Washington and Lee’s Literary Review Shenandoah started making its transition from a print to an entirely online publication almost three years ago. I know this because I helped the editor, Rod T. Smith, imagine what it would mean to move into the online world. I’ve blogged about this a few times before. Three years later I’m still working on Shenandoah, although its pretty much run itself for the last two years. I remain involved because it’s one of those compelling testaments to the awesome contemporary culture you can access freely on the web. The latest issue is just the most recent example of what’s been freely published online since Fall 2011 (five issues in all, and the sixth comes out this Spring).
But what I wanted to mention here quickly is that this semester the site, issue, and blog had a different vibe than I’ve seen so far. The student interns who helped run the journal as part of a course started to really take over the site. They pushed the various weekly and daily features hard on social networks like Twitter and Facebook. The “Poem of the Week” became a staple on Facebook, and drove regular traffic to the site that led to more people discovering the most recent issue. They also did an amazing job taking turns to make sure Shenandoah‘s blog was regularly updated with their thoughts and insights about the state of literature.
They also did an excellent job populating the “Words of Wisdom” quote generator on the frontpage with some awesome quotes.

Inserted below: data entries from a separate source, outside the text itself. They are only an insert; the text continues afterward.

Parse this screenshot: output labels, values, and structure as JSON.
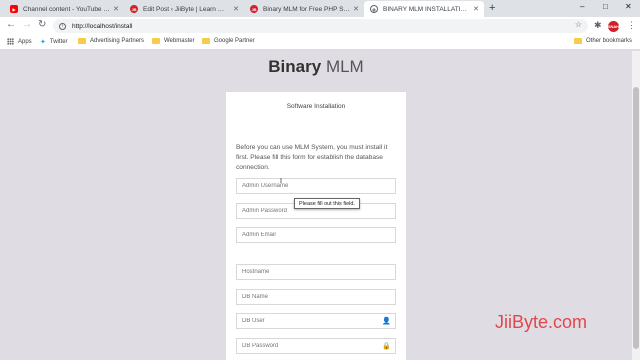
{
  "browser": {
    "tabs": [
      {
        "title": "Channel content - YouTube Studio",
        "favicon": "youtube-icon",
        "color": "#ff0000"
      },
      {
        "title": "Edit Post ‹ JiiByte | Learn Web Dev",
        "favicon": "jiibyte-icon",
        "color": "#d0212a"
      },
      {
        "title": "Binary MLM for Free PHP Script",
        "favicon": "jiibyte-icon",
        "color": "#d0212a"
      },
      {
        "title": "BINARY MLM INSTALLATION",
        "favicon": "globe-icon",
        "color": "#5f6368",
        "active": true
      }
    ],
    "new_tab": "+",
    "window_controls": {
      "minimize": "–",
      "maximize": "□",
      "close": "✕"
    },
    "url": "http://localhost/install",
    "avatar_text": "SNAH"
  },
  "bookmarks": [
    {
      "label": "Apps",
      "icon": "apps-grid-icon"
    },
    {
      "label": "Twitter",
      "icon": "twitter-icon"
    },
    {
      "label": "Advertising Partners",
      "icon": "folder-icon"
    },
    {
      "label": "Webmaster",
      "icon": "folder-icon"
    },
    {
      "label": "Google Partner",
      "icon": "folder-icon"
    }
  ],
  "other_bookmarks": "Other bookmarks",
  "page": {
    "brand_bold": "Binary",
    "brand_light": "MLM",
    "card_title": "Software Installation",
    "intro": "Before you can use MLM System, you must install it first. Please fill this form for establish the database connection.",
    "fields": {
      "admin_username": "Admin Username",
      "admin_password": "Admin Password",
      "admin_email": "Admin Email",
      "hostname": "Hostname",
      "db_name": "DB Name",
      "db_user": "DB User",
      "db_password": "DB Password"
    },
    "tooltip": "Please fill out this field."
  },
  "watermark": "JiiByte.com"
}
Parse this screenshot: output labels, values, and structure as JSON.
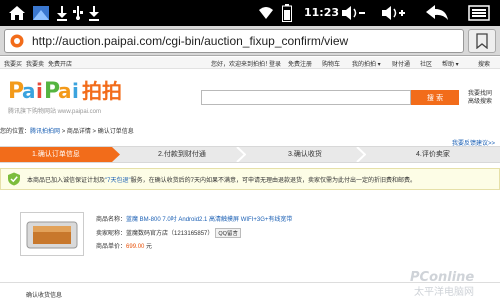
{
  "status_bar": {
    "time": "11:23",
    "left_icons": [
      "home-icon",
      "gallery-icon",
      "usb-icon",
      "download-icon"
    ],
    "right_icons": [
      "wifi-icon",
      "battery-icon",
      "volume-down-icon",
      "volume-up-icon",
      "back-icon",
      "menu-icon"
    ]
  },
  "browser": {
    "url": "http://auction.paipai.com/cgi-bin/auction_fixup_confirm/view"
  },
  "top_links": {
    "left": [
      "我要买",
      "我要卖",
      "免费开店"
    ],
    "right": [
      "您好，欢迎来到拍拍！",
      "登录",
      "免费注册",
      "购物车",
      "我的拍拍 ▾",
      "财付通",
      "社区",
      "帮助 ▾",
      "搜索"
    ]
  },
  "logo": {
    "text": "PaiPai拍拍",
    "subtitle": "腾讯旗下购物网站 www.paipai.com"
  },
  "search": {
    "button": "搜 索",
    "advanced_line1": "我要找同",
    "advanced_line2": "高级搜索"
  },
  "breadcrumb": {
    "prefix": "您的位置：",
    "link": "腾讯拍拍网",
    "rest": " > 商品详情 > 确认订单信息"
  },
  "feedback": "我要反馈建议>>",
  "steps": [
    "1.确认订单信息",
    "2.付款到财付通",
    "3.确认收货",
    "4.评价卖家"
  ],
  "info": {
    "before": "本商品已加入诚信保证计划及",
    "link": "\"7天包退\"",
    "after": "服务，在确认收货后的7天内如果不满意，可申请无理由退款退货，卖家仅需为此付出一定的折旧费和邮费。"
  },
  "product": {
    "name_label": "商品名称：",
    "name": "蓝魔 BM-800 7.0吋 Android2.1 高清触摸屏 WIFI+3G+有线宽带",
    "seller_label": "卖家昵称：",
    "seller": "蓝魔数码官方店（1213165857）",
    "qq_label": "QQ留言",
    "price_label": "商品单价：",
    "price": "699.00",
    "price_unit": "元"
  },
  "confirm_section": "确认收货信息",
  "watermark": {
    "brand": "PConline",
    "subtitle": "太平洋电脑网"
  },
  "colors": {
    "accent": "#f26c1a",
    "link": "#1a5fb4",
    "price": "#e8520a"
  }
}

The site has started to take on a sense of vibrancy that seems directly related to the students’ engagement and excitement. The way they used Facebook, for example, was awesome. The did Halloween “unmasking” posts that featured each of the student interns process while preparing for the launch of the latest issue. They were compelling because they framed a person’s experience bringing this issue to life. What’s more, it highlights how a digital literary journal like Shenandoah can be effectively promoted through social media. These students literally doubled the traffic to Shenandoah over the coruse of the semester, and they seemed to have a lot of fun doing it while gaining invaluable experience for publishing in the new world. We can talk all day about the technology and platforms (which I understand the importance of given my own purview as a technologist), but nothing can replace the excitement and passion of a group of students to make something feel special and relevant. Their takeover of the site this semester gave the online features soul, and kudos to Rod for letting it flourish.
Turns out Shenandoah is not only a gem for the contemporary literary world, it’s also a gem for teaching and learning in our digital moment. I’m really enjoying this because what could have (and for many was) been seen as a loss might now be understood as a rebirth of open access literature, enagagement for the publication, and empowerment for the students running it. Very cool.